MYTH: You can only accuse colleagues of sexual harassment in the workplace.
FALSE. The victim and perpetrator do not have to be colleagues, the working relationship includes suppliers, contractors, clients and even job applicants.

MYTH: The employer can only take disciplinary action if it happens at work or within working hours.
FALSE. A precedent was set in a 2015 case (Campbell Scientific Africa vs Simmers), and the judge concluded that the employer was entitled to discipline the employee at fault, as the sexual harassment occurred in the context of a work-related social event. The sexual harassment also affected the working relationship. This ruling opens the door for similar convictions.

MYTH: It needs to happen more than once to be sexual harassment.
FALSE. A single incident of improper behaviour or unwanted sexual advances can be grounds for an official complaint.

MYTH: It only counts as sexual harassment if the perpetrator is more senior than the victim.
FALSE. It does not matter who is more senior, what matters is if the incident(s) are in a work-related context and if the behaviour affects the working relationship. Sexual harassment can happen between co-workers, suppliers and more – it is not limited to the actions of a team lead, manager or supervisor.

MYTH: It is not harassment if the sexual advances were previously welcomed.
FALSE. Even if the parties have previously had sexual relations, this doesn’t mean that the continuation thereof is welcome. If the victim makes it clear, verbally or non-verbally (such as leaving the room when the perpetrator walks in), that the attention is unwelcome, then the victim can lodge an official complaint.

The behaviour must be considered sexual in nature.

TRUE. Sexual harassment can include physical, verbal and nonverbal conduct.

  • Physical conduct: unwelcome physical behaviour, from touching to sexual assault and rape.
  • Verbal conduct: innuendo, suggestions, hints, sexual advances, sexual comments, whistling, jokes about sex, and asking inappropriate questions about someone’s sex life.
  • Non-verbal conduct: indecent exposure, and emailing or instant messaging sexually explicit pictures.

Sexual harassment has been called “the most heinous misconduct that plagues a workplace” by the Labour Appeal Court. Employers and employees alike need to learn to identify and act on the signs, and employees must be more aware of their conduct within the workplace.

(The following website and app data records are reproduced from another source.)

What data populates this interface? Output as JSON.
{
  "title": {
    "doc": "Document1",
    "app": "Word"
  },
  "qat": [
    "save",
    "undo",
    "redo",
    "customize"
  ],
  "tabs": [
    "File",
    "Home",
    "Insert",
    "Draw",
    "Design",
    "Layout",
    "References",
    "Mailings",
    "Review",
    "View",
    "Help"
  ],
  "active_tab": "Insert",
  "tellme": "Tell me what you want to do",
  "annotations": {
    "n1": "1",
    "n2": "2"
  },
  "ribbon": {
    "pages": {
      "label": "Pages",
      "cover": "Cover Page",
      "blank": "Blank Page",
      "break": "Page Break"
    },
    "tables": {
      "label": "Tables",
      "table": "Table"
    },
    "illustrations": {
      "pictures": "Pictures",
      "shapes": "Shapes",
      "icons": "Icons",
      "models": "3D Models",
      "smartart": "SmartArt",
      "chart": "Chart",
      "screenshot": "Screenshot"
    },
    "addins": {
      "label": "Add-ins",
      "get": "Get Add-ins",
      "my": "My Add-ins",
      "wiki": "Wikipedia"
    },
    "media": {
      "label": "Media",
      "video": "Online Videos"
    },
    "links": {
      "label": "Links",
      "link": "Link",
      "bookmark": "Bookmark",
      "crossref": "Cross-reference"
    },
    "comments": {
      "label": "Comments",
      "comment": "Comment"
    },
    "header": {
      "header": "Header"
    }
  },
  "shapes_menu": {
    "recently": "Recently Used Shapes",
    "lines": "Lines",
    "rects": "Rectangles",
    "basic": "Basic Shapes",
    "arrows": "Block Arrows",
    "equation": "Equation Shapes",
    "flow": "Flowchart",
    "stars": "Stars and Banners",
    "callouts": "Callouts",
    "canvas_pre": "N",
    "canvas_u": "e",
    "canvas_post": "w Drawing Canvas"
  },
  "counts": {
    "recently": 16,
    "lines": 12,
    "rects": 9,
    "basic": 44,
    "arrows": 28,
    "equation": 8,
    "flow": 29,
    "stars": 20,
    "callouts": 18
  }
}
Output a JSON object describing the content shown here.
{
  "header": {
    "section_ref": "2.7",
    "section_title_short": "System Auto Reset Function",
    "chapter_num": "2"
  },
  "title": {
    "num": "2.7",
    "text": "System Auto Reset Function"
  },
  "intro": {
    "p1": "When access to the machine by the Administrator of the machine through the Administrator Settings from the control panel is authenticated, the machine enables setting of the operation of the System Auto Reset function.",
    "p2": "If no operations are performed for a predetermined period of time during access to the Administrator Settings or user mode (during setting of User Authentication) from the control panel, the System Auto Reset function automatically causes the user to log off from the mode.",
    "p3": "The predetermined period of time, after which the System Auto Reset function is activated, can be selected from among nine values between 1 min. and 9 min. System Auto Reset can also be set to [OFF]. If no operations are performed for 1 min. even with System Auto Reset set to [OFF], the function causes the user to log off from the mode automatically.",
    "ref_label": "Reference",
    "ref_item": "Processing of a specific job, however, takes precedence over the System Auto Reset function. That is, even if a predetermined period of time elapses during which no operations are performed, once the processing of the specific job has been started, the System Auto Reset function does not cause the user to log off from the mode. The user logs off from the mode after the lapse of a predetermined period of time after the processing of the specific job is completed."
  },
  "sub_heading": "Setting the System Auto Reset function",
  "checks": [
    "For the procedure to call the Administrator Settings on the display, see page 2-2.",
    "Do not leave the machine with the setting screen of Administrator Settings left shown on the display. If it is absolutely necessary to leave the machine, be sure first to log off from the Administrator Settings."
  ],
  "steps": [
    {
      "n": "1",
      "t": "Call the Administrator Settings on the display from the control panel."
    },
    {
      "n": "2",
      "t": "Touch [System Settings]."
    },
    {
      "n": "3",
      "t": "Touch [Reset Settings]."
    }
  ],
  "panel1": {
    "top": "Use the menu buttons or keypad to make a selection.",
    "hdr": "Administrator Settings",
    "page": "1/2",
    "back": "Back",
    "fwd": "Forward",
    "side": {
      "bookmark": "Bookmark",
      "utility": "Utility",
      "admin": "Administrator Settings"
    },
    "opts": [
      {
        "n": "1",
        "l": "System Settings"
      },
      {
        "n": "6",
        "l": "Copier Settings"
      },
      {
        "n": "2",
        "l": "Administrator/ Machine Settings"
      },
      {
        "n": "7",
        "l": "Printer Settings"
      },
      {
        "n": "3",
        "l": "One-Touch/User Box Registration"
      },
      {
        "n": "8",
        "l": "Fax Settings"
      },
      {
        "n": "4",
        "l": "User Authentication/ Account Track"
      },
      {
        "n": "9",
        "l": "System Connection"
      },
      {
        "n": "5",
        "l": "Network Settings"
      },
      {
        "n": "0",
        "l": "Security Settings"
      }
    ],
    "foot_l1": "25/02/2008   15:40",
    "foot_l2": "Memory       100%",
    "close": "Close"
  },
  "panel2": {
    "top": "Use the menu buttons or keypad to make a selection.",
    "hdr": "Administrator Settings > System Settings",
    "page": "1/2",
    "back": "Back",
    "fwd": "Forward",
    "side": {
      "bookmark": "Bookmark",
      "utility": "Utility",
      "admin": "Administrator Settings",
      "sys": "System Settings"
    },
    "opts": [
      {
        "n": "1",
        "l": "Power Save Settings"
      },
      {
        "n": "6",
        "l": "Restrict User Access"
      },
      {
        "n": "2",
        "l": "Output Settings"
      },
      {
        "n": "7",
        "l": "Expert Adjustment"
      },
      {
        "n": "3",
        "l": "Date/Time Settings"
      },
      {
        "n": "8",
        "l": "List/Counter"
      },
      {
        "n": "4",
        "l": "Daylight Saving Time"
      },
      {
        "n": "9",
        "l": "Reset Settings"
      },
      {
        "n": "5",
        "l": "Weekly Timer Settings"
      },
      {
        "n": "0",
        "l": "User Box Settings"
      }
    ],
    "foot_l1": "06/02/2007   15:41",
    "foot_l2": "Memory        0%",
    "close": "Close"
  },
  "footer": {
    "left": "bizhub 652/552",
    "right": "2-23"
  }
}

Wallace Albertyn is a Senior Associate and Labour Law Practitioner at LabourMan Consultants.